Reason №5 That moment when you find yourself a quiet moment in the corner and whisper “Bloody good on ya!”. Below is Avinash (right) in lectures about to enter the Rabbit Hole, circa 2010. Today he’s a successful media entrepreneur, who among many other things, runs one of the most epic journalism conferences in India. Previous guests have included Snowden, and Washington Post columnist, MSNBC analyst and author Eugene Robinson.
Reason №6 Change the way you and others interact with form. We had an idea influenced by that iconic epic Jazz photo A Great Day in Harlem. So we brought some of the UK’s most talented black and brown producers together. We put on a show, a school of contemporary dancers from Sutton influenced by Alvin Haley wowed the audience. The University said it was their highest turnout on a day for a gallery exhibition. The department of media and The Department for Digital, Culture, Media & Sport (DCMS) thought it was pretty unique.

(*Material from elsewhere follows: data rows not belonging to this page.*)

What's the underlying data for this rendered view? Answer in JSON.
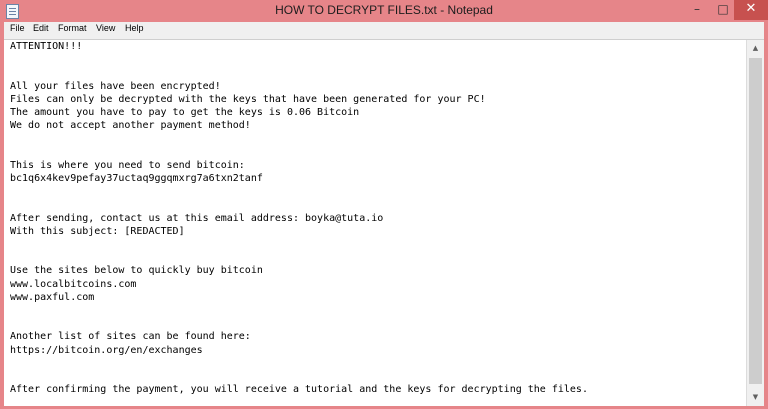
{
  "window": {
    "title": "HOW TO DECRYPT FILES.txt - Notepad",
    "controls": {
      "minimize": "–",
      "maximize": "□",
      "close": "✕"
    }
  },
  "menu": [
    "File",
    "Edit",
    "Format",
    "View",
    "Help"
  ],
  "document": {
    "lines": [
      "ATTENTION!!!",
      "",
      "",
      "All your files have been encrypted!",
      "Files can only be decrypted with the keys that have been generated for your PC!",
      "The amount you have to pay to get the keys is 0.06 Bitcoin",
      "We do not accept another payment method!",
      "",
      "",
      "This is where you need to send bitcoin:",
      "bc1q6x4kev9pefay37uctaq9ggqmxrg7a6txn2tanf",
      "",
      "",
      "After sending, contact us at this email address: boyka@tuta.io",
      "With this subject: [REDACTED]",
      "",
      "",
      "Use the sites below to quickly buy bitcoin",
      "www.localbitcoins.com",
      "www.paxful.com",
      "",
      "",
      "Another list of sites can be found here:",
      "https://bitcoin.org/en/exchanges",
      "",
      "",
      "After confirming the payment, you will receive a tutorial and the keys for decrypting the files."
    ]
  },
  "scrollbar": {
    "up_arrow": "▲",
    "down_arrow": "▼"
  },
  "colors": {
    "frame": "#e68589",
    "close_button": "#c7514f",
    "menu_bg": "#f0f0f0",
    "editor_bg": "#ffffff"
  }
}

Reason №7 Epic is standing on the shoulders of giants. Those moments we reach could not have been made possible if not for those before us. Epic should instinctively remind us of the past — even when we don’t possess the knowledge to hand.
I’m reminded by the presentation at that epic creative gathering in Austin Texas, SXSW, where I was due to present on advance videojournalism. Do Epic s*** said the presenter, which I shot a personal 2 min film
Reason №8 It was epic 90 years ago, my grandfather remarried my grandmother. They both have incredible stories. He would become one of the first railway men in Cape Coast and I’m told was the train driver (and has a plaque for it) behind the train that ferried Queen Elizabeth II when she visited Ghana. My Grandmother’s name was originally Palmer. She came from Bavaria.
Her father had come from Germany to work in Ghana as an accountant. My mother was brought up in a convent. She would marry my father a police officer and they were one of the first wave of Ghanaians to move to the UK after Ghanaian independence where they made a life for themselves and a family.
Dad entered business and was an entrepreneur considering Ghanaian politics. Mum worked for the NHS. These historical stories that are generational are truly epic. In my archive of beta tapes is the last recording of Reverend Pearson whom working with the king of the Ashantis Nana Prempeh built one of Ghana’s most successful colleges, Prempeh College modelled on Eton. There was a major difference. This would be a school where the boys would work for their country rather than believe they were owed a living. That story, courtesy of Michael Donkor and Jose Velazquez, soon.